Archived websites (1996 -
Music, sound and
People and organisation,
Diaries, letters, archives,
Digitised Newspapers and more
Journals, articles and research
Archived websites (1996 - now)
Pictures, photos, objects
Music, sound and video
People and organisation
Diaries, letters, archives
Trove jako platforma
• Uživatelsky generovaný
– Fotografie (Flickr)
– Korektury OCR
– Komentáře, štítkování
– Uživatelské seznamy
• Data dostupná přes API
Povinný výtisk 2016
Všechny australské publikace
• Literární, dramatická, hudební
a umělecká díla
• Tištěná i digitální
• Nekomerční i komerční
• Sklízet web
• Vyžadovat publikace bez DRM
• Definovat „australské“
Požadavky na vydavatele
Doručit knihovně do 1 měsíce od vydáníOffline
Doručit knihovně do 1 měsíce od vyžádáníOnline
Offline & Online
Ze zákona povinnost doručit kopii „offline“
Po dohodě s knihovnou možno doručit „online“
Digitální výzvy a příležitosti
• Finanční situace
• Nárůst digitálního materiálu
• Digitální povinný výtisk
• Nové technologie
• Očekávání veřejnosti a vlády
Digital Library Infrastructure
Replacement Program (DLIR)
• Mandát shromáždit, zpracovat, uchovat a
trvale zpřístupnit digitální informace
• Prudký nárůst digitálních zdrojů
• Původní infrastruktura zastralá/nedostačující
• 7/2012 – 6/2017 (5 ročních fází)
• Cca 15 mil.

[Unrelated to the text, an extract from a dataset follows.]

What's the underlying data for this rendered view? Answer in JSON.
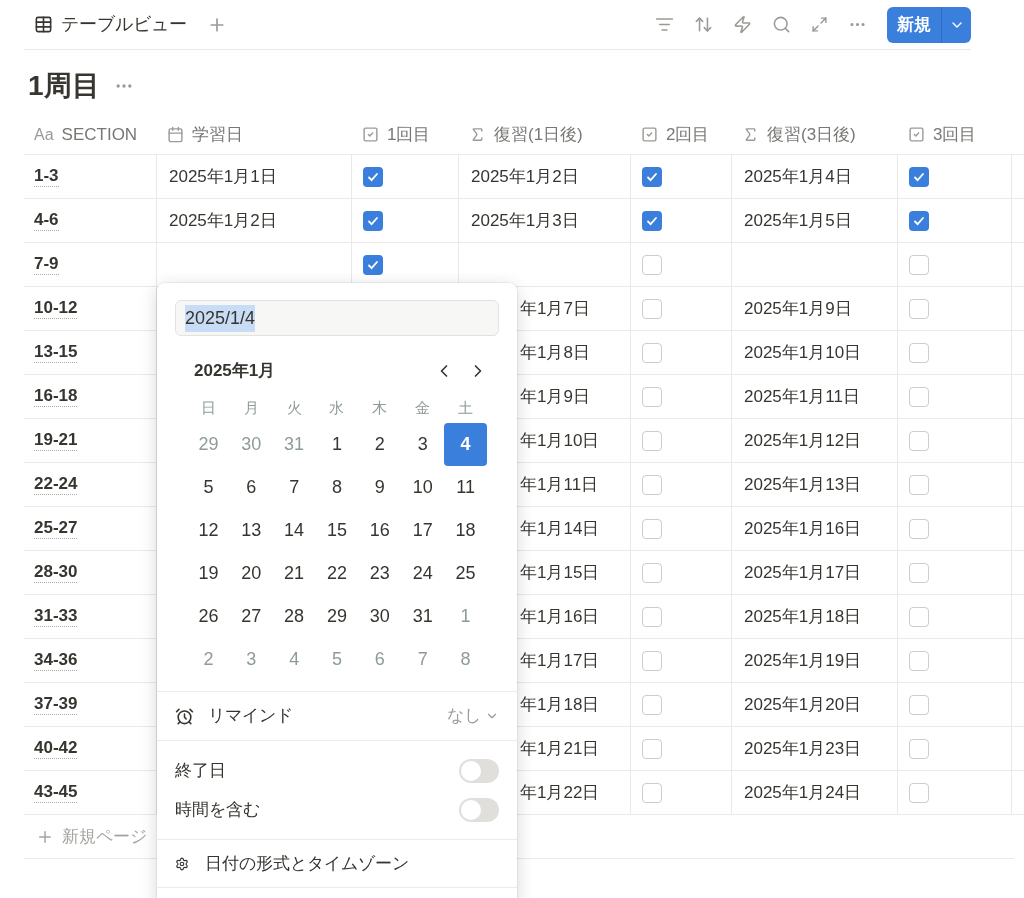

AUD
• Z rozpočtu knihovny
• Interní zdroje
– Projektové řízení
– Vývoj, implementace, integrace
• Tendr (DocWorks + Preservica)
DLIR - projekty
• Digital Collecting Project
• Digital Preservation Project
• System Replacement Project
• Web Archiving Project
• NCM Upgrade
• Mass Digitisation
• Legacy Digital Library
• Digital Library Security
• Pictures and Manuscripts
Digital Collecting Project
• Discovery Systems Integration
• Data Migration project
digital pub &
Weekly transfer of metadata to
ILMS & Libraries Australia
data to Digital